[Dataset rows for apps and sites]
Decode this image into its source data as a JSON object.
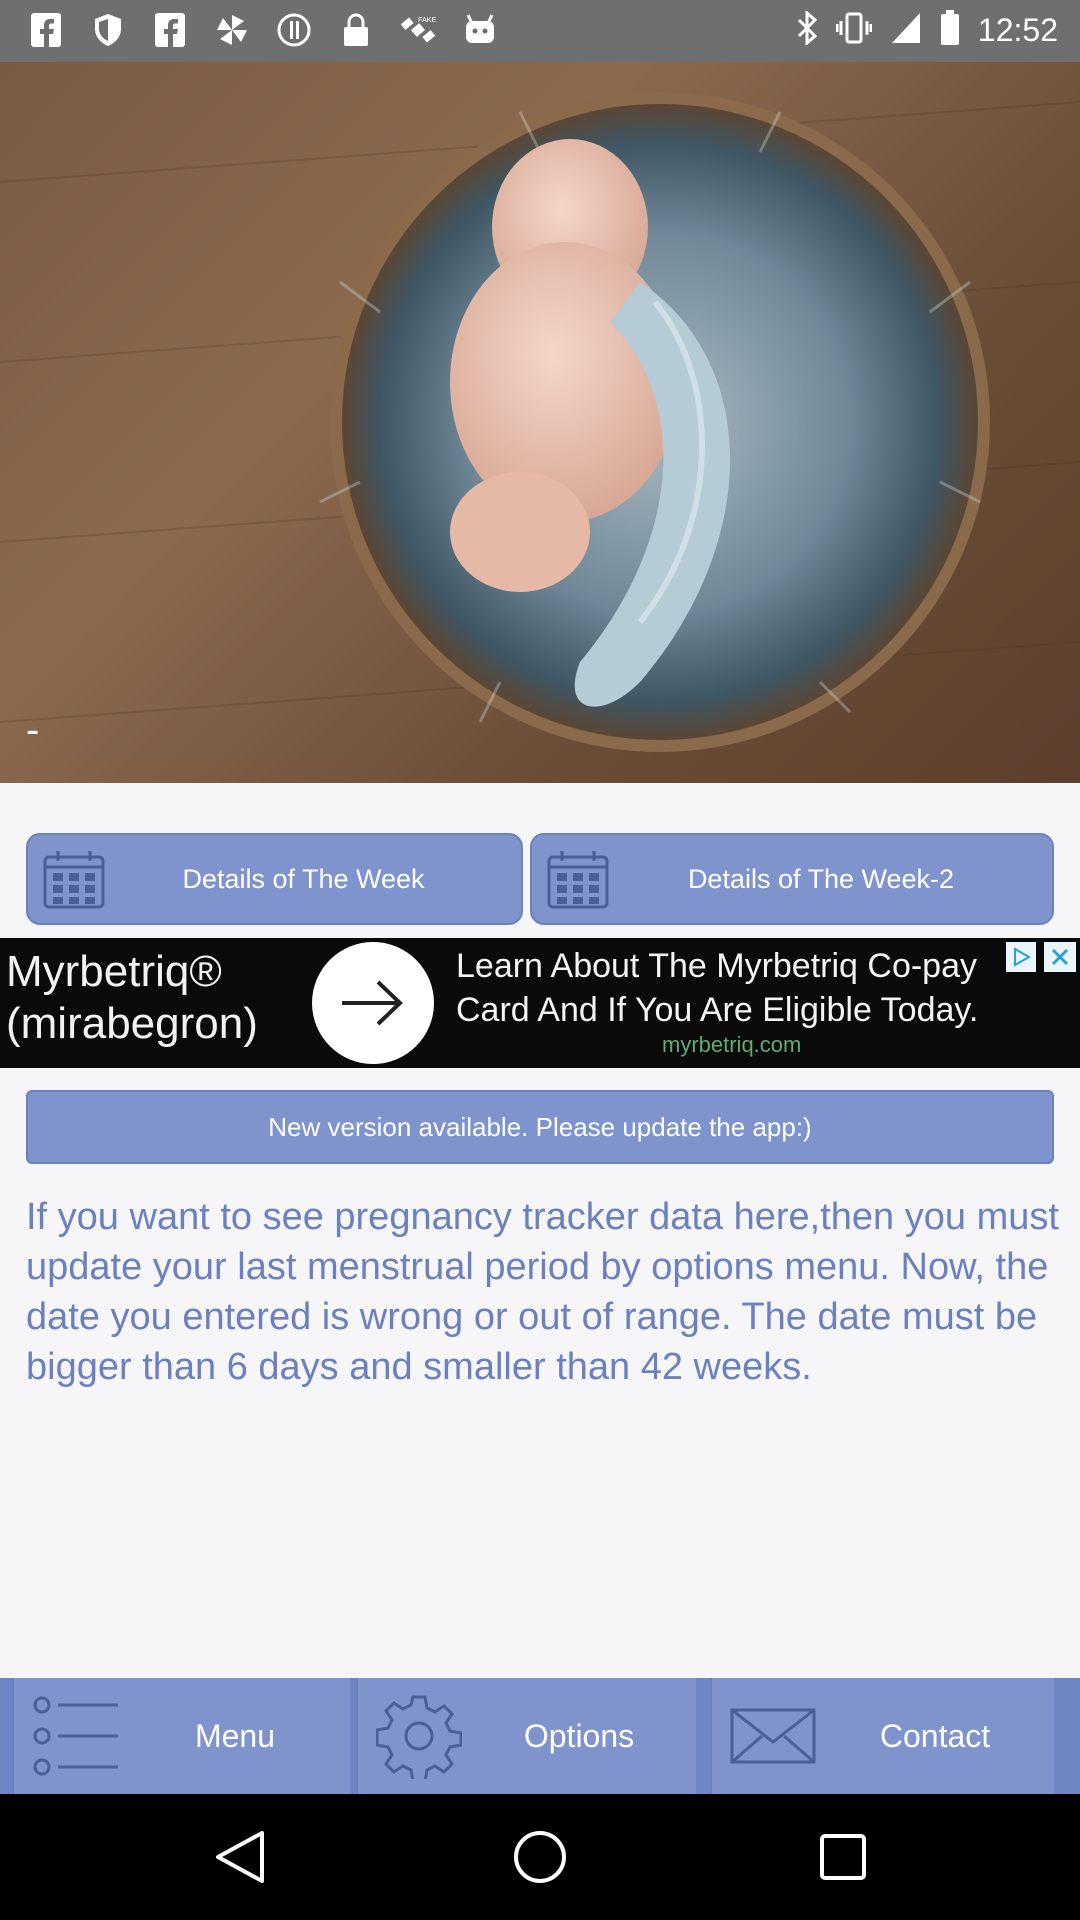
{
  "status_bar": {
    "time": "12:52",
    "icons": [
      "facebook-icon",
      "shield-icon",
      "facebook-icon",
      "pinwheel-icon",
      "info-circle-icon",
      "lock-icon",
      "satellite-icon",
      "android-icon"
    ],
    "right_icons": [
      "bluetooth-icon",
      "vibrate-icon",
      "signal-icon",
      "battery-icon"
    ]
  },
  "hero": {
    "caption": "-"
  },
  "week_buttons": {
    "week_label": "Details of The Week",
    "week2_label": "Details of The Week-2"
  },
  "ad": {
    "brand_line1": "Myrbetriq®",
    "brand_line2": "(mirabegron)",
    "text_line1": "Learn About The Myrbetriq Co-pay",
    "text_line2": "Card And If You Are Eligible Today.",
    "url": "myrbetriq.com"
  },
  "update_notice": "New version available. Please update the app:)",
  "info_text": "If you want to see pregnancy tracker data here,then you must update your last menstrual period by options menu. Now, the date you entered is wrong or out of range. The date must be bigger than 6 days and smaller than 42 weeks.",
  "bottom_nav": {
    "menu": "Menu",
    "options": "Options",
    "contact": "Contact"
  },
  "colors": {
    "button_fill": "#7f94cc",
    "button_border": "#6b80bd",
    "text_accent": "#6b80bd",
    "status_bar": "#6f6f6f"
  }
}
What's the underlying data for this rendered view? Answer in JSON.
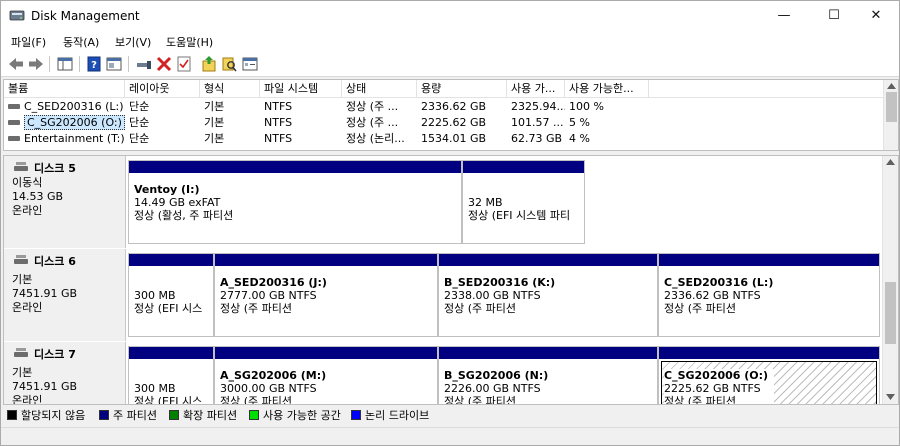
{
  "window": {
    "title": "Disk Management"
  },
  "title_controls": {
    "minimize": "—",
    "maximize": "☐",
    "close": "✕"
  },
  "menu": [
    {
      "label": "파일(F)"
    },
    {
      "label": "동작(A)"
    },
    {
      "label": "보기(V)"
    },
    {
      "label": "도움말(H)"
    }
  ],
  "toolbar": {
    "icons": [
      "back-arrow-icon",
      "forward-arrow-icon",
      "console-tree-icon",
      "help-icon",
      "properties-icon",
      "connect-icon",
      "delete-icon",
      "check-icon",
      "export-icon",
      "search-icon",
      "console-icon"
    ],
    "colors": {
      "back_forward": "#6a6a6a",
      "delete": "#d32020",
      "help": "#1b4fb5"
    }
  },
  "volume_list": {
    "columns": [
      "볼륨",
      "레이아웃",
      "형식",
      "파일 시스템",
      "상태",
      "용량",
      "사용 가...",
      "사용 가능한..."
    ],
    "rows": [
      {
        "name": "C_SED200316 (L:)",
        "layout": "단순",
        "type": "기본",
        "fs": "NTFS",
        "status": "정상 (주 ...",
        "capacity": "2336.62 GB",
        "free": "2325.94...",
        "percent": "100 %",
        "selected": false
      },
      {
        "name": "C_SG202006 (O:)",
        "layout": "단순",
        "type": "기본",
        "fs": "NTFS",
        "status": "정상 (주 ...",
        "capacity": "2225.62 GB",
        "free": "101.57 ...",
        "percent": "5 %",
        "selected": true
      },
      {
        "name": "Entertainment (T:)",
        "layout": "단순",
        "type": "기본",
        "fs": "NTFS",
        "status": "정상 (논리...",
        "capacity": "1534.01 GB",
        "free": "62.73 GB",
        "percent": "4 %",
        "selected": false
      }
    ]
  },
  "disks": [
    {
      "name": "디스크 5",
      "kind": "이동식",
      "size": "14.53 GB",
      "state": "온라인",
      "partitions": [
        {
          "title": "Ventoy (I:)",
          "line1": "14.49 GB exFAT",
          "line2": "정상 (활성, 주 파티션",
          "selected": false
        },
        {
          "title": "",
          "line1": "32 MB",
          "line2": "정상 (EFI 시스템 파티",
          "selected": false
        }
      ]
    },
    {
      "name": "디스크 6",
      "kind": "기본",
      "size": "7451.91 GB",
      "state": "온라인",
      "partitions": [
        {
          "title": "",
          "line1": "300 MB",
          "line2": "정상 (EFI 시스",
          "selected": false
        },
        {
          "title": "A_SED200316 (J:)",
          "line1": "2777.00 GB NTFS",
          "line2": "정상 (주 파티션",
          "selected": false
        },
        {
          "title": "B_SED200316 (K:)",
          "line1": "2338.00 GB NTFS",
          "line2": "정상 (주 파티션",
          "selected": false
        },
        {
          "title": "C_SED200316 (L:)",
          "line1": "2336.62 GB NTFS",
          "line2": "정상 (주 파티션",
          "selected": false
        }
      ]
    },
    {
      "name": "디스크 7",
      "kind": "기본",
      "size": "7451.91 GB",
      "state": "온라인",
      "partitions": [
        {
          "title": "",
          "line1": "300 MB",
          "line2": "정상 (EFI 시스",
          "selected": false
        },
        {
          "title": "A_SG202006 (M:)",
          "line1": "3000.00 GB NTFS",
          "line2": "정상 (주 파티션",
          "selected": false
        },
        {
          "title": "B_SG202006 (N:)",
          "line1": "2226.00 GB NTFS",
          "line2": "정상 (주 파티션",
          "selected": false
        },
        {
          "title": "C_SG202006 (O:)",
          "line1": "2225.62 GB NTFS",
          "line2": "정상 (주 파티션",
          "selected": true
        }
      ]
    }
  ],
  "legend": [
    {
      "label": "할당되지 않음",
      "color": "#000000"
    },
    {
      "label": "주 파티션",
      "color": "#000080"
    },
    {
      "label": "확장 파티션",
      "color": "#008000"
    },
    {
      "label": "사용 가능한 공간",
      "color": "#00e000"
    },
    {
      "label": "논리 드라이브",
      "color": "#0000ff"
    }
  ]
}
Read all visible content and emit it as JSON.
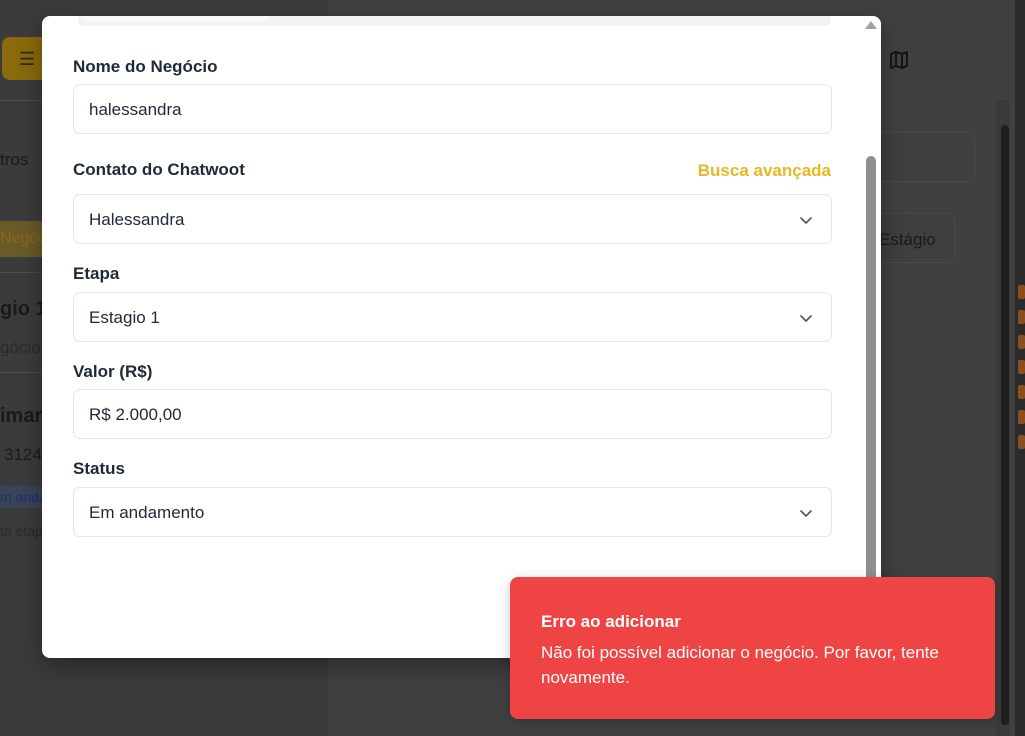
{
  "background": {
    "filters_label": "tros",
    "deal_tag": "Negóc",
    "stage_title": "gio 1",
    "stage_sub": "gócio",
    "contact_name": "imar",
    "contact_phone": "3124",
    "status_tag": "m anda",
    "next_stage": "ta etap",
    "stage_button": "Estágio",
    "map_icon": "map-icon"
  },
  "modal": {
    "business_name": {
      "label": "Nome do Negócio",
      "value": "halessandra"
    },
    "contact": {
      "label": "Contato do Chatwoot",
      "advanced_search": "Busca avançada",
      "value": "Halessandra"
    },
    "stage": {
      "label": "Etapa",
      "value": "Estagio 1"
    },
    "amount": {
      "label": "Valor (R$)",
      "value": "R$ 2.000,00"
    },
    "status": {
      "label": "Status",
      "value": "Em andamento"
    }
  },
  "toast": {
    "title": "Erro ao adicionar",
    "message": "Não foi possível adicionar o negócio. Por favor, tente novamente.",
    "color": "#ef4444"
  },
  "colors": {
    "accent": "#e6b824",
    "error": "#ef4444"
  }
}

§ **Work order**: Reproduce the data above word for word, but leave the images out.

§ **Task response**:
Decode this image into its source data as a JSON object.
{
  "status_bar": {
    "time": "12:52",
    "icons": [
      "facebook-icon",
      "shield-icon",
      "facebook-icon",
      "pinwheel-icon",
      "info-circle-icon",
      "lock-icon",
      "satellite-icon",
      "android-icon"
    ],
    "right_icons": [
      "bluetooth-icon",
      "vibrate-icon",
      "signal-icon",
      "battery-icon"
    ]
  },
  "hero": {
    "caption": "-"
  },
  "week_buttons": {
    "week_label": "Details of The Week",
    "week2_label": "Details of The Week-2"
  },
  "ad": {
    "brand_line1": "Myrbetriq®",
    "brand_line2": "(mirabegron)",
    "text_line1": "Learn About The Myrbetriq Co-pay",
    "text_line2": "Card And If You Are Eligible Today.",
    "url": "myrbetriq.com"
  },
  "update_notice": "New version available. Please update the app:)",
  "info_text": "If you want to see pregnancy tracker data here,then you must update your last menstrual period by options menu. Now, the date you entered is wrong or out of range. The date must be bigger than 6 days and smaller than 42 weeks.",
  "bottom_nav": {
    "menu": "Menu",
    "options": "Options",
    "contact": "Contact"
  },
  "colors": {
    "button_fill": "#7f94cc",
    "button_border": "#6b80bd",
    "text_accent": "#6b80bd",
    "status_bar": "#6f6f6f"
  }
}
What's the underlying data for this rendered view? Answer in JSON.
{
  "window": {
    "title": "Disk Management"
  },
  "title_controls": {
    "minimize": "—",
    "maximize": "☐",
    "close": "✕"
  },
  "menu": [
    {
      "label": "파일(F)"
    },
    {
      "label": "동작(A)"
    },
    {
      "label": "보기(V)"
    },
    {
      "label": "도움말(H)"
    }
  ],
  "toolbar": {
    "icons": [
      "back-arrow-icon",
      "forward-arrow-icon",
      "console-tree-icon",
      "help-icon",
      "properties-icon",
      "connect-icon",
      "delete-icon",
      "check-icon",
      "export-icon",
      "search-icon",
      "console-icon"
    ],
    "colors": {
      "back_forward": "#6a6a6a",
      "delete": "#d32020",
      "help": "#1b4fb5"
    }
  },
  "volume_list": {
    "columns": [
      "볼륨",
      "레이아웃",
      "형식",
      "파일 시스템",
      "상태",
      "용량",
      "사용 가...",
      "사용 가능한..."
    ],
    "rows": [
      {
        "name": "C_SED200316 (L:)",
        "layout": "단순",
        "type": "기본",
        "fs": "NTFS",
        "status": "정상 (주 ...",
        "capacity": "2336.62 GB",
        "free": "2325.94...",
        "percent": "100 %",
        "selected": false
      },
      {
        "name": "C_SG202006 (O:)",
        "layout": "단순",
        "type": "기본",
        "fs": "NTFS",
        "status": "정상 (주 ...",
        "capacity": "2225.62 GB",
        "free": "101.57 ...",
        "percent": "5 %",
        "selected": true
      },
      {
        "name": "Entertainment (T:)",
        "layout": "단순",
        "type": "기본",
        "fs": "NTFS",
        "status": "정상 (논리...",
        "capacity": "1534.01 GB",
        "free": "62.73 GB",
        "percent": "4 %",
        "selected": false
      }
    ]
  },
  "disks": [
    {
      "name": "디스크 5",
      "kind": "이동식",
      "size": "14.53 GB",
      "state": "온라인",
      "partitions": [
        {
          "title": "Ventoy (I:)",
          "line1": "14.49 GB exFAT",
          "line2": "정상 (활성, 주 파티션",
          "selected": false
        },
        {
          "title": "",
          "line1": "32 MB",
          "line2": "정상 (EFI 시스템 파티",
          "selected": false
        }
      ]
    },
    {
      "name": "디스크 6",
      "kind": "기본",
      "size": "7451.91 GB",
      "state": "온라인",
      "partitions": [
        {
          "title": "",
          "line1": "300 MB",
          "line2": "정상 (EFI 시스",
          "selected": false
        },
        {
          "title": "A_SED200316 (J:)",
          "line1": "2777.00 GB NTFS",
          "line2": "정상 (주 파티션",
          "selected": false
        },
        {
          "title": "B_SED200316 (K:)",
          "line1": "2338.00 GB NTFS",
          "line2": "정상 (주 파티션",
          "selected": false
        },
        {
          "title": "C_SED200316 (L:)",
          "line1": "2336.62 GB NTFS",
          "line2": "정상 (주 파티션",
          "selected": false
        }
      ]
    },
    {
      "name": "디스크 7",
      "kind": "기본",
      "size": "7451.91 GB",
      "state": "온라인",
      "partitions": [
        {
          "title": "",
          "line1": "300 MB",
          "line2": "정상 (EFI 시스",
          "selected": false
        },
        {
          "title": "A_SG202006 (M:)",
          "line1": "3000.00 GB NTFS",
          "line2": "정상 (주 파티션",
          "selected": false
        },
        {
          "title": "B_SG202006 (N:)",
          "line1": "2226.00 GB NTFS",
          "line2": "정상 (주 파티션",
          "selected": false
        },
        {
          "title": "C_SG202006 (O:)",
          "line1": "2225.62 GB NTFS",
          "line2": "정상 (주 파티션",
          "selected": true
        }
      ]
    }
  ],
  "legend": [
    {
      "label": "할당되지 않음",
      "color": "#000000"
    },
    {
      "label": "주 파티션",
      "color": "#000080"
    },
    {
      "label": "확장 파티션",
      "color": "#008000"
    },
    {
      "label": "사용 가능한 공간",
      "color": "#00e000"
    },
    {
      "label": "논리 드라이브",
      "color": "#0000ff"
    }
  ]
}
Read all visible content and emit it as JSON.
{
  "background": {
    "filters_label": "tros",
    "deal_tag": "Negóc",
    "stage_title": "gio 1",
    "stage_sub": "gócio",
    "contact_name": "imar",
    "contact_phone": "3124",
    "status_tag": "m anda",
    "next_stage": "ta etap",
    "stage_button": "Estágio",
    "map_icon": "map-icon"
  },
  "modal": {
    "business_name": {
      "label": "Nome do Negócio",
      "value": "halessandra"
    },
    "contact": {
      "label": "Contato do Chatwoot",
      "advanced_search": "Busca avançada",
      "value": "Halessandra"
    },
    "stage": {
      "label": "Etapa",
      "value": "Estagio 1"
    },
    "amount": {
      "label": "Valor (R$)",
      "value": "R$ 2.000,00"
    },
    "status": {
      "label": "Status",
      "value": "Em andamento"
    }
  },
  "toast": {
    "title": "Erro ao adicionar",
    "message": "Não foi possível adicionar o negócio. Por favor, tente novamente.",
    "color": "#ef4444"
  },
  "colors": {
    "accent": "#e6b824",
    "error": "#ef4444"
  }
}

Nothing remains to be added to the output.